Check out Mr Tom Ward looking suitably sartorial in a pair of Laso Oxfords by Gucinari shown above and below. So, what defines an oxford shoe? It is the closed lace system as opposed to an open one (like the Derby shoe). The origins are said to have come from a half boot called the Oxonion popularised by, you guessed it, Oxford University students around 1825. However, some claim the origins are Scottish and call it a Balmoral (after the castle).
What both camps agree on is that the Oxford came about in a quest for comfort. Having said that, in todays context they might be considered too formal to wear in a University setting. But there might just be that dapper young gent who wears a three piece with his oxfords and cycles to Uni still!

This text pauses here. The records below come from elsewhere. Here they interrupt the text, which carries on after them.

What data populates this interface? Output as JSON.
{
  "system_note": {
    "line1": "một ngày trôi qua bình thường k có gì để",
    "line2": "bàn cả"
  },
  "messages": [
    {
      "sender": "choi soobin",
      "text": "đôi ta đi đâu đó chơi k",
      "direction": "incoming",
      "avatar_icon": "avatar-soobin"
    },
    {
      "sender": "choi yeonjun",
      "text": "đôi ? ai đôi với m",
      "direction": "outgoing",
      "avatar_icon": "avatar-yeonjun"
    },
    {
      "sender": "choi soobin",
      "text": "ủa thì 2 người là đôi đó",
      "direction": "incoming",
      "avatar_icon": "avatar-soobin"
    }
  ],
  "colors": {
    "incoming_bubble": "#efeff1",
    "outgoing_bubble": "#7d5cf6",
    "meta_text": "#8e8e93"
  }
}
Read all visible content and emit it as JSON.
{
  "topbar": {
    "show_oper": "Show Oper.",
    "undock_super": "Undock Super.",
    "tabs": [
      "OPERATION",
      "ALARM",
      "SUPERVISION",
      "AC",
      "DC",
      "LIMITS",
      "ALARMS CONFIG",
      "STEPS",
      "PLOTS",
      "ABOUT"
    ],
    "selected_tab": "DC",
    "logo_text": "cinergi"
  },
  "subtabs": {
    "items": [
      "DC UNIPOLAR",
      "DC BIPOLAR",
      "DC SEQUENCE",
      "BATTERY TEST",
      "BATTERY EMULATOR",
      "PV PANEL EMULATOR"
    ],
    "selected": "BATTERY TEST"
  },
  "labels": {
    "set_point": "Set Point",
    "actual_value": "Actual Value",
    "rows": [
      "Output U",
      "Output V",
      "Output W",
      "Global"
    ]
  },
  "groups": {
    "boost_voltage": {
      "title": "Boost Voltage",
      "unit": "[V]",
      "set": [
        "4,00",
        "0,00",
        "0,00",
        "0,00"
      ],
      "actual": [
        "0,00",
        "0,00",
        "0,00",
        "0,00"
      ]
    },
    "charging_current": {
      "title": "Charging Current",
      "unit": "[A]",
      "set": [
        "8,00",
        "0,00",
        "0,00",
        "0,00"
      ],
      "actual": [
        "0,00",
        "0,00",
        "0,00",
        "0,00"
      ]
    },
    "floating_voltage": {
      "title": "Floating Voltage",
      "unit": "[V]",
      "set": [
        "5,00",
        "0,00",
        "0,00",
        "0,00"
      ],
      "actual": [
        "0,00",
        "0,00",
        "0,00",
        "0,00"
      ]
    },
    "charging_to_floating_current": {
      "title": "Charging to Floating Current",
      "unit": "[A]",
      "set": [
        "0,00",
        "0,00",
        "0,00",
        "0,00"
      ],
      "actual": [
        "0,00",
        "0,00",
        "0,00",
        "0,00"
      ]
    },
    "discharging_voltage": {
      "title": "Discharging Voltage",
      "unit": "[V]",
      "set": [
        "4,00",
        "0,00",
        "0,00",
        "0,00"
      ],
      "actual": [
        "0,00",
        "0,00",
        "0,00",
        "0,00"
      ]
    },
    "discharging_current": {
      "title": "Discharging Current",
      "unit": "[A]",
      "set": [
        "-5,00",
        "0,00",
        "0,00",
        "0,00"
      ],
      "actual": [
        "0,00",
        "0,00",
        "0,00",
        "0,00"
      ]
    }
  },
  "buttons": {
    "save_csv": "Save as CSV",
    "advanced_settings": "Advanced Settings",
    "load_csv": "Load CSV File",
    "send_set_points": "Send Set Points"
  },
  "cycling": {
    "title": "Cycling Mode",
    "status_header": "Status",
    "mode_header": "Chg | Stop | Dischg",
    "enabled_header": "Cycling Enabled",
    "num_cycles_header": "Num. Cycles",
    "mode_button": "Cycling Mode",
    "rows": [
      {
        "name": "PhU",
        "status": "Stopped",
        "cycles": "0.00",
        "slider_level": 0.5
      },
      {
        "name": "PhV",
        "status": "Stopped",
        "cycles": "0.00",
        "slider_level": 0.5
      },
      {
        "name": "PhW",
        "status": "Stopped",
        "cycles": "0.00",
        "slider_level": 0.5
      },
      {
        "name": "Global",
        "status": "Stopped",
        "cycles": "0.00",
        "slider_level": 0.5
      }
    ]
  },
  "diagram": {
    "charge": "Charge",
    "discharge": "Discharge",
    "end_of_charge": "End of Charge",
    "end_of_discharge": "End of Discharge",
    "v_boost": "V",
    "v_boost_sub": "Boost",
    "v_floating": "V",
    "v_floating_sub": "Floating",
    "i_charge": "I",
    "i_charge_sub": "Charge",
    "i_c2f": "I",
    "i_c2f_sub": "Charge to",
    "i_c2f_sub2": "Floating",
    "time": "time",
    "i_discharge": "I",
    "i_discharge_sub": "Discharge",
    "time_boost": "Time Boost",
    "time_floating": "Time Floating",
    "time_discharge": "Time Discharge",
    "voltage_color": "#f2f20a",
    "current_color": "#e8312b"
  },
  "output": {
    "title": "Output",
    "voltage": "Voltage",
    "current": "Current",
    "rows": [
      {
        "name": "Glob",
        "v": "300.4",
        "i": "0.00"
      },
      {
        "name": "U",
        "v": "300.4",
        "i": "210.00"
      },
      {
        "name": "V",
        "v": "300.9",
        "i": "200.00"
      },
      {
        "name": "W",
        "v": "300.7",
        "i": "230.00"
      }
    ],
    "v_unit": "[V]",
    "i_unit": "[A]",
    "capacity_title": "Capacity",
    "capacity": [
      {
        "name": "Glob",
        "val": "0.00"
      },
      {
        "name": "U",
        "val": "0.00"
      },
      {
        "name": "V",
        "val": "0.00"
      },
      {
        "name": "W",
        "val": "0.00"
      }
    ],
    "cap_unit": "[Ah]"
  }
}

Style wise, a plain black oxford is considered an evening shoe with a patent oxford appropriate for black or white tie events. However, as oxford shoes come in various colours, in brogues and materials such as suede, they can be worn in a more versatile way. We at Gucinari have built on this idea with design touches like the subtle metal strip added above.